  7. Owula Mangortey, Bryan Acheampong blacklisted as Bawku rented gunmen itch to assassinate Politicians! – Part 2 of a monitoring report, February 2023,

  8. Interview with victim of armed conflict and ethnic youth leader, Bawku, April 2023. 

  9. Civilian firearms holdings, Small Arms Survey, 2017,

  10. Interview with police officer, Bawku, April 2023. 

  11. Interview with youth group and traditional leader, Bawku, April 2023. 

  12. Interview with civil society and member of defunct inter-ethnic group, Bawku, April 2023. 

  13. Kusasi and Mamprusi self-defence groups’ areas of operation are not limited to Bawku and are active in other towns in the Upper East region as well as the Northeast region. 

  14. Interview with youth group, Bawku, April 2023. 

  15. In 2018, the price of a Smith and Wesson pistol ranged from GHs 3 000 to GHs 4 000 (€545 to €727) on the illicit market while the same gun on the licit market ranged from GHs 9 000 (€1 636) to 12 000 (US$2 182). Interview with Civil Society, Tamale and Bolgatanga, April 2023; interview with conflict expert, Accra, April 2023. 

  16. In 2018, a second-hand high-calibre gun, such as an M16, an AK-47 or a G3, cost a minimum of GHs 18 000 (€3 272) on the illicit market. By April 2023, most high-calibre arms were priced from GHs 25 000–30 000 (€2 200–€2 600), an increase of almost 39% in nominal terms. 

  17. Interview with a traditional leader, Bawku, 18 April 2023. 

  18. Focus group discussion with youth group, Bawku 2023. The average annual income of farmers is GHs 2 000 per year (GHs 167 per month); traders’ income is approximately GHs 1 000–2 000 per month. 

  19. Interviews with various stakeholders, Bawku, April 2023. 

  20. Ibid. 

  21. Interview with civil society and police officers, Bawku, April 2023; Ambrose Dery issues warning to Bawku conflict perpetrators, Ghanaweb, 23 January 2023,

  22. James Courtwright, A small town in Ghana erupted in violence. Were jihadists fuelling the fight? New Lines Magazine, 25 January 2023,

  23. See ENACT, Organised Crime Index Africa 2021, Preliminary findings from the 2023 Organized Crime Index suggest that the arms trafficking criminal market has proliferated further in the past two years. 

  24. Lucia Bird and Lyes Tagziria, Organized crime and instability dynamics: Mapping illicit hubs in West Africa, GI-TOC, September 2022,

  25. Ibid. 

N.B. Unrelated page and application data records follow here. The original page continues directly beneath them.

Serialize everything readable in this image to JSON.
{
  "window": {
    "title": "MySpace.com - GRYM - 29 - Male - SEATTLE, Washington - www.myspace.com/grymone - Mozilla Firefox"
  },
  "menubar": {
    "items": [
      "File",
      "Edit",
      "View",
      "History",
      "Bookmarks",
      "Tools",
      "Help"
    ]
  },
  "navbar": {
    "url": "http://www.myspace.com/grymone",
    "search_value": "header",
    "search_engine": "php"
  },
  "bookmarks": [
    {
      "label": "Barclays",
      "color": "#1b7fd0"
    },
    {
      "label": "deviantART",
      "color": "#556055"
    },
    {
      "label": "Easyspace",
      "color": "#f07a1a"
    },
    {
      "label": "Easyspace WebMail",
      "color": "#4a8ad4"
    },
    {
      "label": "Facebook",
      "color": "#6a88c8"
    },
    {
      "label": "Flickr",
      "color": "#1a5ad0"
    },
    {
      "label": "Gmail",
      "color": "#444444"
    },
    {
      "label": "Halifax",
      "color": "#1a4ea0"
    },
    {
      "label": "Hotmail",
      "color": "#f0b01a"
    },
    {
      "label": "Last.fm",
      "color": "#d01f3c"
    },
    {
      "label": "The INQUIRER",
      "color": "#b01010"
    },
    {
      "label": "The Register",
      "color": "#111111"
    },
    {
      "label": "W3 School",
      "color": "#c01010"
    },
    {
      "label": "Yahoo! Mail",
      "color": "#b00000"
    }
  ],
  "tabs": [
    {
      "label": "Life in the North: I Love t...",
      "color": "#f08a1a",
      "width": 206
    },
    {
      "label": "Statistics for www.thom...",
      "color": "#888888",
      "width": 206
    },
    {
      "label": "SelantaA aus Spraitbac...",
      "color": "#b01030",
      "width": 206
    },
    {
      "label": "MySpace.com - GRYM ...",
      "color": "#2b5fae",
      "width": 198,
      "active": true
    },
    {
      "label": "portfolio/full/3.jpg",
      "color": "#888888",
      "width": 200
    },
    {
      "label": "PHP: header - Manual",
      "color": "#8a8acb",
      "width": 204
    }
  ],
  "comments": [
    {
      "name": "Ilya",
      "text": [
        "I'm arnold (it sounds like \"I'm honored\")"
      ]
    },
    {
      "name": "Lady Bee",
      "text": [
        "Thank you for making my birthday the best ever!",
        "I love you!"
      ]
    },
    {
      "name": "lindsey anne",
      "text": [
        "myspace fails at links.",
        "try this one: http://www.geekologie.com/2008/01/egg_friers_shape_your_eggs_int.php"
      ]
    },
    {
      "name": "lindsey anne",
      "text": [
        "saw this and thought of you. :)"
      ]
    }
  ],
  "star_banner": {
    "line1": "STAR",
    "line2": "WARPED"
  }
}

  26. Arrests were made in Kolore, Patilime, Siliminaba, Gingande, Goziese and Sing-Natinga. See Owula Mangortey, No matter how long it takes, Ghana Chief Justice and Attorney-General shall be liable for criminal negligence in Bawku!, 28 March 2023,

  27. Interview with blacksmith and civil society, Bolgatanga, April 2023. 

  28. 5 AK-47s, 100 rounds of ammunition missing from armoury of Tamale Police – Auditor General, 22 November 2021,,; Jonas Nyabor, Daboya: Robbers break into police armory, steal AK-47 rifles, 15 October 2018,

  29. Interview with civil society, Tamale and Bawku, April 2023. 

  30. ENACT, Organised Crime Index Africa 2021: Ghana,

  31. Promediation, The jihadist threat in Northern Ghana and Togo: Stocktaking and prospects for containing the expansion 2022,

  32. Interviews with civil society, Bolgatanga, April 2023; Ghana Police Service, Burkinabe national involved in the Bawku conflict, April 2023; Ghana arrests ‘Burkina Faso arms dealer’ in Kumasi, BBC, 15 December 2016,; interview with civil society, Tamale, April 2023; interview with police, Bawku, April 2023; focus group discussion with youth group, Bawku 2023. 

  33. Interview with civil society, Bolgatanga, April 2023. 

  34. GhanaWeb, Burkinabe nationals involved in conflict in Bawku – Report, 28 April 2022,; interview with ethnic group leader, Bawku, April 2023. 

  35. Interviews with civil society, Bolgatanga and Bawku, April 2023; Ghana Police Service. 

  36. Customs division intercepts 61 pistols at Tema Port, Ghanaweb, 30 November 2021,;, Man pleads guilty to illegally shipping firearms from US to Ghana, 12 June 2023,; Man arrested in US for trying to ship guns hidden in washing machine into Ghana, Ghana Business News, 23 February 2016,

  37. Interview with civil society, Tamale, Bolgatanga and Bawku, April 2023; interview with police and youth group, Bawku, April 2023.